** Supplied records follows **
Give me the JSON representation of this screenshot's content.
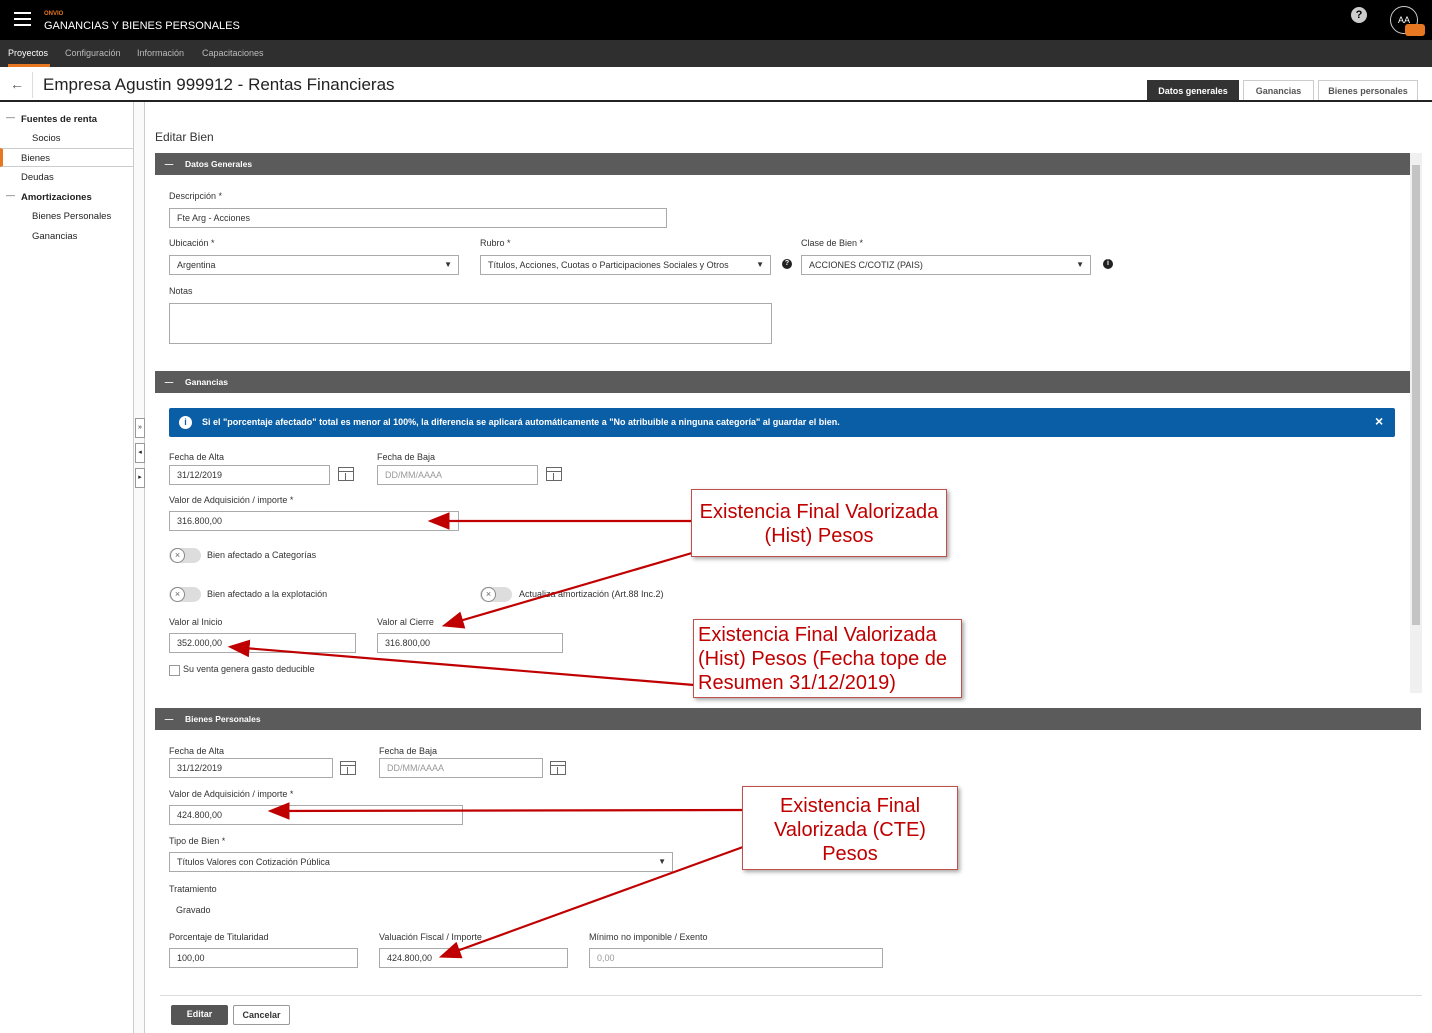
{
  "app": {
    "brand": "ONVIO",
    "title": "GANANCIAS Y BIENES PERSONALES",
    "avatar": "AA",
    "help": "?"
  },
  "menu": [
    "Proyectos",
    "Configuración",
    "Información",
    "Capacitaciones"
  ],
  "page": {
    "back": "←",
    "title": "Empresa Agustin 999912 - Rentas Financieras"
  },
  "tabs": [
    "Datos generales",
    "Ganancias",
    "Bienes personales"
  ],
  "sidebar": {
    "items": [
      {
        "label": "Fuentes de renta"
      },
      {
        "label": "Socios"
      },
      {
        "label": "Bienes"
      },
      {
        "label": "Deudas"
      },
      {
        "label": "Amortizaciones"
      },
      {
        "label": "Bienes Personales"
      },
      {
        "label": "Ganancias"
      }
    ],
    "collapse": "—"
  },
  "form": {
    "heading": "Editar Bien",
    "general": {
      "section": "Datos Generales",
      "descripcion_label": "Descripción *",
      "descripcion_value": "Fte Arg - Acciones",
      "ubicacion_label": "Ubicación *",
      "ubicacion_value": "Argentina",
      "rubro_label": "Rubro *",
      "rubro_value": "Títulos, Acciones, Cuotas o Participaciones Sociales y Otros",
      "clase_label": "Clase de Bien *",
      "clase_value": "ACCIONES C/COTIZ   (PAIS)",
      "notas_label": "Notas"
    },
    "ganancias": {
      "section": "Ganancias",
      "banner": "Si el \"porcentaje afectado\" total es menor al 100%, la diferencia se aplicará automáticamente a \"No atribuible a ninguna categoría\" al guardar el bien.",
      "banner_close": "×",
      "fecha_alta_label": "Fecha de Alta",
      "fecha_alta_value": "31/12/2019",
      "fecha_baja_label": "Fecha de Baja",
      "fecha_baja_placeholder": "DD/MM/AAAA",
      "valor_adq_label": "Valor de Adquisición / importe *",
      "valor_adq_value": "316.800,00",
      "toggle_categorias": "Bien afectado a Categorías",
      "toggle_explotacion": "Bien afectado a la explotación",
      "toggle_amortizacion": "Actualiza amortización (Art.88 Inc.2)",
      "valor_inicio_label": "Valor al Inicio",
      "valor_inicio_value": "352.000,00",
      "valor_cierre_label": "Valor al Cierre",
      "valor_cierre_value": "316.800,00",
      "checkbox_label": "Su venta genera gasto deducible"
    },
    "bienes": {
      "section": "Bienes Personales",
      "fecha_alta_label": "Fecha de Alta",
      "fecha_alta_value": "31/12/2019",
      "fecha_baja_label": "Fecha de Baja",
      "fecha_baja_placeholder": "DD/MM/AAAA",
      "valor_adq_label": "Valor de Adquisición / importe *",
      "valor_adq_value": "424.800,00",
      "tipo_label": "Tipo de Bien *",
      "tipo_value": "Títulos Valores con Cotización Pública",
      "tratamiento_label": "Tratamiento",
      "tratamiento_value": "Gravado",
      "titularidad_label": "Porcentaje de Titularidad",
      "titularidad_value": "100,00",
      "valuacion_label": "Valuación Fiscal / Importe",
      "valuacion_value": "424.800,00",
      "minimo_label": "Mínimo no imponible / Exento",
      "minimo_value": "0,00"
    },
    "buttons": {
      "edit": "Editar",
      "cancel": "Cancelar"
    }
  },
  "annotations": {
    "callout1": [
      "Existencia Final Valorizada",
      "(Hist) Pesos"
    ],
    "callout2": [
      "Existencia Final Valorizada",
      "(Hist) Pesos (Fecha tope de",
      "Resumen 31/12/2019)"
    ],
    "callout3": [
      "Existencia Final",
      "Valorizada (CTE)",
      "Pesos"
    ],
    "color": "#c00000"
  },
  "colors": {
    "accent": "#e87722",
    "banner": "#0a5ea5",
    "section": "#5b5b5b"
  }
}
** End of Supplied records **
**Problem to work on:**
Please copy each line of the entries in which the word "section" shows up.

**Result:**
      "section": "Datos Generales",
      "section": "Ganancias",
      "section": "Bienes Personales",
    "section": "#5b5b5b"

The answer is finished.